# TASK INPUTS
- Opening Delimiter -

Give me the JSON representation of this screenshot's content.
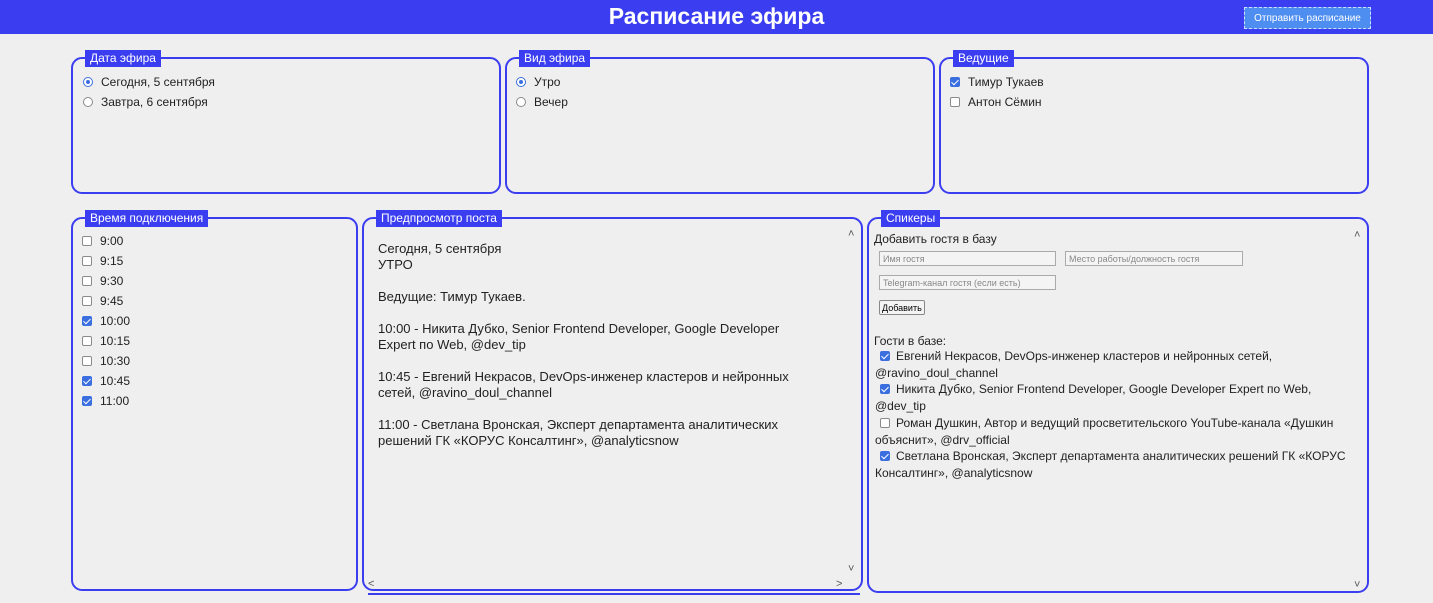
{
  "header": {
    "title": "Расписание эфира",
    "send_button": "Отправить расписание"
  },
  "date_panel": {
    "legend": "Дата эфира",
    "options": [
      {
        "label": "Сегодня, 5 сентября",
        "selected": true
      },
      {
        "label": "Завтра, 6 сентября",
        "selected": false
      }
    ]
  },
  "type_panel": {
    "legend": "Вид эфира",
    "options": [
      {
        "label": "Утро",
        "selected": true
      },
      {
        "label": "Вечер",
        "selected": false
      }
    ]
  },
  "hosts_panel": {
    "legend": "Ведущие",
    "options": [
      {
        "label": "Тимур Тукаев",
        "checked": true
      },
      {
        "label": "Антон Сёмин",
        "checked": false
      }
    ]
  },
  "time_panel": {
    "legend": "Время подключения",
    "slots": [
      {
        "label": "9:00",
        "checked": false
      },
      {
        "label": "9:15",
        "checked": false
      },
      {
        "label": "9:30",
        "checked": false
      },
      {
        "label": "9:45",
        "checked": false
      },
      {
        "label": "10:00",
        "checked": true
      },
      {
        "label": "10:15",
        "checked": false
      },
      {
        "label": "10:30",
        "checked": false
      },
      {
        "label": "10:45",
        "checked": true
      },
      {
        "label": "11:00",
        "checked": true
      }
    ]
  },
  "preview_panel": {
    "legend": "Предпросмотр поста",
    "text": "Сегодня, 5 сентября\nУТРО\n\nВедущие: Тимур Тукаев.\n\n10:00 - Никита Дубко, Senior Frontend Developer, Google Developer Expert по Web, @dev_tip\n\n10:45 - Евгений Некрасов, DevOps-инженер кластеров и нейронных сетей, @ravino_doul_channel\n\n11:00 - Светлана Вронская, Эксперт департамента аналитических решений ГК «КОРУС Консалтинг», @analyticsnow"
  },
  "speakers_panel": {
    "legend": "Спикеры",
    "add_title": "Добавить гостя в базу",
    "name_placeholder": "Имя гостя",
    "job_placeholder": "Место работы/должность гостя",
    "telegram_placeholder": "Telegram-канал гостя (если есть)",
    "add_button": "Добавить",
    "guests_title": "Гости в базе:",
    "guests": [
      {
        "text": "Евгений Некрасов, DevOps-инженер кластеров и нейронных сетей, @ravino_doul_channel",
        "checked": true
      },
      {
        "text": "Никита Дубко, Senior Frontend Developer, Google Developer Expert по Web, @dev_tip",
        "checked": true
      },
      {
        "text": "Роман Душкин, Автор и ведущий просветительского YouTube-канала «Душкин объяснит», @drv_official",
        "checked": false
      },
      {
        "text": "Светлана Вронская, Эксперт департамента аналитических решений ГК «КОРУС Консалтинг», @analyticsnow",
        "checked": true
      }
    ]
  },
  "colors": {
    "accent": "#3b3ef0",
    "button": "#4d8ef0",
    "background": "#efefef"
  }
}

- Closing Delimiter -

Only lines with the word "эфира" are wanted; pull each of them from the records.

    "title": "Расписание эфира",
    "legend": "Дата эфира",
    "legend": "Вид эфира",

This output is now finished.